A woman has walked free from court after being convicted of leaving her newly born child to die.
Fatima Ali, 26, a “devout Muslim” from Greater Manchester, feared that she would bring shame and dishonour on her family for having the child out of wedlock.
After giving birth to the child alone in her bedroom, she cut the umbilical cord, and then went out with her family.
At some point in between she texted a photograph of the child to its father, Kazi Mohammed Dilwar-Hussein, who was in Bangladesh.
Hussein is said to have sent Ali money for an abortion, but Ali failed to attend appointments.
The baby girl died within several hours of being born, yet her life could quite possibly have been saved had she received medical care.

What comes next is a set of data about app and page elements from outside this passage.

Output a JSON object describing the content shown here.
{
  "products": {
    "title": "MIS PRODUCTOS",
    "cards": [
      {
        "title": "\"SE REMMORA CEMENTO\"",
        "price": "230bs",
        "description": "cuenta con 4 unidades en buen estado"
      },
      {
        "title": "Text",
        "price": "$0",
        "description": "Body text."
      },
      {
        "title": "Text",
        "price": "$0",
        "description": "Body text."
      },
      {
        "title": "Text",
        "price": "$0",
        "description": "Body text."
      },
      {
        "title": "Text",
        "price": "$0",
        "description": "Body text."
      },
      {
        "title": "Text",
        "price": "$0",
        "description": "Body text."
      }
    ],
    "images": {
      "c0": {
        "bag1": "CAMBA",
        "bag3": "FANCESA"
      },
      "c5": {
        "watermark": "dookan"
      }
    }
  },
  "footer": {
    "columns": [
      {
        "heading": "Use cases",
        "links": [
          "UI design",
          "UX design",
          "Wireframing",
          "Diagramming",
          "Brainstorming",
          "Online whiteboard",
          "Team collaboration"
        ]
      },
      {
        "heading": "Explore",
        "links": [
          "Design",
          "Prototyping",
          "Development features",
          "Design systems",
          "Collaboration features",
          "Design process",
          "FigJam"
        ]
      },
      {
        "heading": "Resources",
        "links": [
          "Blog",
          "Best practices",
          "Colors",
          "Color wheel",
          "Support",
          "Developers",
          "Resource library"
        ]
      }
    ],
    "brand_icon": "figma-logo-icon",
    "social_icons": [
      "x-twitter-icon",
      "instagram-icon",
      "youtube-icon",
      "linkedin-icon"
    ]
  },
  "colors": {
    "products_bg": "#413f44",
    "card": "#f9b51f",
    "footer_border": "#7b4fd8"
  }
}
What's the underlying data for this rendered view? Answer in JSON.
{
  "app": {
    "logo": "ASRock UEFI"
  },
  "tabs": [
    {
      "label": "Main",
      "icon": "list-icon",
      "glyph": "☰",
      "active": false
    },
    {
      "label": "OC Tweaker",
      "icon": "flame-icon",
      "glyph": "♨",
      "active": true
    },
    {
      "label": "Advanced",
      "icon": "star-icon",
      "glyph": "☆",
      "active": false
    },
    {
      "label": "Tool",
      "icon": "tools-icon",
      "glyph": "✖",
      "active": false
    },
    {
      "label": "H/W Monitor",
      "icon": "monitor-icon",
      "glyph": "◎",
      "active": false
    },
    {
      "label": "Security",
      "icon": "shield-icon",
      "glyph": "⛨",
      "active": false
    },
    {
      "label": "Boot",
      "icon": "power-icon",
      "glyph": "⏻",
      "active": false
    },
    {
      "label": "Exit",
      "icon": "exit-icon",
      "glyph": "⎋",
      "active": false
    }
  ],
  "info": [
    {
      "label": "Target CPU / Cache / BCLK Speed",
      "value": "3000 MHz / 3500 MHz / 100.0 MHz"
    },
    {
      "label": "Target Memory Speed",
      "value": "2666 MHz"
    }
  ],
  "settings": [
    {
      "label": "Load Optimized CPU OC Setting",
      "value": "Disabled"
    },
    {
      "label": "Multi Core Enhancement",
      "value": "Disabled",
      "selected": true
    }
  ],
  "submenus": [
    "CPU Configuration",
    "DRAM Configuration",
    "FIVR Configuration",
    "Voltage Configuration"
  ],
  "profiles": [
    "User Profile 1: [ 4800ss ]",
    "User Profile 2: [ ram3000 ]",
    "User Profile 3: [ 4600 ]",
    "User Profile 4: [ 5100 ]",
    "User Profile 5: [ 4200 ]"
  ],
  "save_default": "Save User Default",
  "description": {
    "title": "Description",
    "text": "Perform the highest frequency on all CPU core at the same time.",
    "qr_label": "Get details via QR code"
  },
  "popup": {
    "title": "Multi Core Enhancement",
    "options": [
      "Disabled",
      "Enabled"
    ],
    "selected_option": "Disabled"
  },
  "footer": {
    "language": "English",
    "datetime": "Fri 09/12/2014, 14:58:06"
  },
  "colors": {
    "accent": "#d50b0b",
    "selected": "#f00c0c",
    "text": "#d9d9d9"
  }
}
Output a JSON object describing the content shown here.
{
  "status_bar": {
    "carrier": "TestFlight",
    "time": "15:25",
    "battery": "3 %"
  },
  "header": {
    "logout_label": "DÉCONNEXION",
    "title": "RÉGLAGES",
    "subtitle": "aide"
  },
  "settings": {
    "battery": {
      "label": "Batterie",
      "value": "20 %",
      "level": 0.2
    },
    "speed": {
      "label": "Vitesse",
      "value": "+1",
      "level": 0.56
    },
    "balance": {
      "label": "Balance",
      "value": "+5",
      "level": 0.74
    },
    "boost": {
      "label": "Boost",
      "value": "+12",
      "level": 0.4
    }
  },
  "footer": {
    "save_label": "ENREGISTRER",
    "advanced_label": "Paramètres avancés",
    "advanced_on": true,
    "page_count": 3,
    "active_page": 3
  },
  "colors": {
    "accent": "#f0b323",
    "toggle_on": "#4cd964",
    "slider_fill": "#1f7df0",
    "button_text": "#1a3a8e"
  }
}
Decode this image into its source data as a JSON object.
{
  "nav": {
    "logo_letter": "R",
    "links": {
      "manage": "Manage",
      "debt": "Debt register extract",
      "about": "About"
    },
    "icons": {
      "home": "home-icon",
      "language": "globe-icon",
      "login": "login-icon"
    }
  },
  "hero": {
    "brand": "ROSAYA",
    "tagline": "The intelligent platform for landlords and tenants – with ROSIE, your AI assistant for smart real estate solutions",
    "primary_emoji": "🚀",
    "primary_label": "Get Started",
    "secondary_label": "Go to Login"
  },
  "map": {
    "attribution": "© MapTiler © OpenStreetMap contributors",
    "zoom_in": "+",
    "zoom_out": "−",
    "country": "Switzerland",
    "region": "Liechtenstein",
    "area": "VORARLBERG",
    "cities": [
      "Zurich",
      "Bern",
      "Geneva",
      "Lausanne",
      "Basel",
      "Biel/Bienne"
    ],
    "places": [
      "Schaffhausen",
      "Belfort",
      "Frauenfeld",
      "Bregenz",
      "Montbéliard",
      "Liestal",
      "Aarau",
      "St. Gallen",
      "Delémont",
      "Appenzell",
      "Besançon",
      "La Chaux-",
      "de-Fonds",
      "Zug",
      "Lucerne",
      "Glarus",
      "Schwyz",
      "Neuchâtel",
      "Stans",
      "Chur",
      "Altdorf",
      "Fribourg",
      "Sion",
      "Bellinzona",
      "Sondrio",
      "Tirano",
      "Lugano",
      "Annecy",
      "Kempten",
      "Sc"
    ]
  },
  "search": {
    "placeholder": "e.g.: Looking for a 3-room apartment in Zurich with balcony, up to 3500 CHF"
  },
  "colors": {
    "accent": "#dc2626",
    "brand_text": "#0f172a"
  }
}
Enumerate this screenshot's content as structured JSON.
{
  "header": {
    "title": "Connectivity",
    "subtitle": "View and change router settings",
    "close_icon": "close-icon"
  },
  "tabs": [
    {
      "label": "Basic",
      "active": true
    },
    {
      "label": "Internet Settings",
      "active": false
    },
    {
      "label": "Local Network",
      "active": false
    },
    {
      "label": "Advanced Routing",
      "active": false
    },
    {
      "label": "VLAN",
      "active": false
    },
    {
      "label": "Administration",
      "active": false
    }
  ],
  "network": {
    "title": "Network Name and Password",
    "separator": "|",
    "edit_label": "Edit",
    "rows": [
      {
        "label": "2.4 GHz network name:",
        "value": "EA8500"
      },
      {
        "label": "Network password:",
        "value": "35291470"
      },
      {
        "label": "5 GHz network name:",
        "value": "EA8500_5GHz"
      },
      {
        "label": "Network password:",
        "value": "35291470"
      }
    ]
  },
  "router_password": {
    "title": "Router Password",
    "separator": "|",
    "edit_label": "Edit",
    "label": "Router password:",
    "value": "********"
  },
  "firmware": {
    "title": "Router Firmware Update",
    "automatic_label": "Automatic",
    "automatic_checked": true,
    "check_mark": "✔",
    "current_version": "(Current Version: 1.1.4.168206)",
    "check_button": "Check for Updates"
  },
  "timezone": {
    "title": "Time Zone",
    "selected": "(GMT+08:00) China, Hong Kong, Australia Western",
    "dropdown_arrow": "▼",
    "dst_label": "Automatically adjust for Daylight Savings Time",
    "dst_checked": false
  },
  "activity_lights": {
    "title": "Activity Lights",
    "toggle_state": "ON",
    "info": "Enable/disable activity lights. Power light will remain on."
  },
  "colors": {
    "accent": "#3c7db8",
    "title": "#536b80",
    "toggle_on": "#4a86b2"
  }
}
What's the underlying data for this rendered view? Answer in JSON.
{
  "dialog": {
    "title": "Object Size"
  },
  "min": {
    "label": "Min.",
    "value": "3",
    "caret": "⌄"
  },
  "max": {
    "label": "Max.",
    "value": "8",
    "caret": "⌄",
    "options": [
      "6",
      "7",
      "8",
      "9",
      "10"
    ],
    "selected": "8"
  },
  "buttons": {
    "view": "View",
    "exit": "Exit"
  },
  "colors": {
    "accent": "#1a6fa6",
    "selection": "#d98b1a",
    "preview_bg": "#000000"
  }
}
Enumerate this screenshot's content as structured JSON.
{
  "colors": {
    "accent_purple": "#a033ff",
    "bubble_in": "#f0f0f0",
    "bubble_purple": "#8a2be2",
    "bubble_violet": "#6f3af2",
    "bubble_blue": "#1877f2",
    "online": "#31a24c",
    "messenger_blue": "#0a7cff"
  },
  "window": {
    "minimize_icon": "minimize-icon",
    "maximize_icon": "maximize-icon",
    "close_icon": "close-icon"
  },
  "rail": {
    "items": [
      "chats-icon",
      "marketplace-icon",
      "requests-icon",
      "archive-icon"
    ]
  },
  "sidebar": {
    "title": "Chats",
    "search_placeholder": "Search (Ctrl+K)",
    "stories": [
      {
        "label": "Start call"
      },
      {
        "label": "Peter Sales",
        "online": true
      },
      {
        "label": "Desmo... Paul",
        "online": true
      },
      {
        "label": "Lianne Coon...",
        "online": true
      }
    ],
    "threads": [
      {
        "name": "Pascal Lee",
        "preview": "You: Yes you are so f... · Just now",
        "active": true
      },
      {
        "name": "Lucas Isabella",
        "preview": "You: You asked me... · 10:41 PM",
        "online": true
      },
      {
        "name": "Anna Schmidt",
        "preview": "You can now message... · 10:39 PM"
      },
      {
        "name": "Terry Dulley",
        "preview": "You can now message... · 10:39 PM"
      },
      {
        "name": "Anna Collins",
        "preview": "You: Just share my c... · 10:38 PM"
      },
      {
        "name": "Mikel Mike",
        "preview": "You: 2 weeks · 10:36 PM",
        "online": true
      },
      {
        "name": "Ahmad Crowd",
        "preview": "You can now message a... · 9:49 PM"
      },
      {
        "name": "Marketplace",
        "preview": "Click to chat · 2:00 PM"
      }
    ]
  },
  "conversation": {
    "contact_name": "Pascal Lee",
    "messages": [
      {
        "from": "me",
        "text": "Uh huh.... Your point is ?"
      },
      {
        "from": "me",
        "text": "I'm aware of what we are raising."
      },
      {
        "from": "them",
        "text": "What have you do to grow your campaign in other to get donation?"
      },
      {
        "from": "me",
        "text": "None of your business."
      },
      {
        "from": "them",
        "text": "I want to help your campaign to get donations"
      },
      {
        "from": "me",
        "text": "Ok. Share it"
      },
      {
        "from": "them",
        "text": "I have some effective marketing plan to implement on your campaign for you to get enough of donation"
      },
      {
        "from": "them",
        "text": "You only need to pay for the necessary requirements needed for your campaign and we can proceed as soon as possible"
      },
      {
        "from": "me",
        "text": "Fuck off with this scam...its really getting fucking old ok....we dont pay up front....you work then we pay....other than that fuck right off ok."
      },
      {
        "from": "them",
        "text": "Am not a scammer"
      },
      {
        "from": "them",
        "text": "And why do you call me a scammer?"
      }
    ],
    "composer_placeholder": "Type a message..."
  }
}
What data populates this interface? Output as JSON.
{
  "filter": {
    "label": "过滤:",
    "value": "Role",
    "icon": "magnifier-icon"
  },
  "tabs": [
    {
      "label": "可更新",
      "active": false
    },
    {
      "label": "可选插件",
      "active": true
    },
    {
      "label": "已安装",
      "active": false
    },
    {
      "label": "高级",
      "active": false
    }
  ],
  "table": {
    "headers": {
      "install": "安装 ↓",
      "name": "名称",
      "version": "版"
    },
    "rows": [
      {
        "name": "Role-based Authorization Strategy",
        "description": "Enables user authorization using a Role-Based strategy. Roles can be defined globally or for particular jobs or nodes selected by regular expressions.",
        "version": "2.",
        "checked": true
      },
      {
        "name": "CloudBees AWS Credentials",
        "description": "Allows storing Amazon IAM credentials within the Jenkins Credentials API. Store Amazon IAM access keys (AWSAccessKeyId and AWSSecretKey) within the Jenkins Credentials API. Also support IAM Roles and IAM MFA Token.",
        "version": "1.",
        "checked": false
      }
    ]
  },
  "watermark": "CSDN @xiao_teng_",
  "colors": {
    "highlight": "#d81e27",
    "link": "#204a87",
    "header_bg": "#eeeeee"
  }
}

Ali waited until the next morning, wrapped the dead infant in a scarf, and then dumped the body in a nearby garden when on her way to work.
A post mortem examination failed to establish the cause of death.
Appearing in court, she entered a guilty plea to cruelty and endeavouring to conceal the birth of a child.
She was sentenced to 26 weeks prison, suspended for 2 years, and ordered to seek psychiatric help.
Running through the entire trial were the concepts of “honour” and “shame”.
The defence made reference to “cultural processes that some cannot begin to understand.”
“Life is a precious thing and not something to be thrown away in a nearby garden” said Chief Prosecutor Nazir Afzal, “Whatever the community or familial dishonour or shame, real or perceived, that Ali may have felt, it did not justify the tragic death of the most vulnerable victim, a new born baby boy or girl.”
A life left to die within hours of birth, thrown away due to reasons of (supposed) honour and culture, costs the perpetrator a 26 week suspended sentence it seems.
So much for “precious”.Chief Superintendent Jon Rush commented that, “It was a thorough and painstaking investigation, which was undertaken with great sensitivity. It impacted on the local Asian community in East Bury and I want to thank them for their support. There is no doubt that Fatima could not speak openly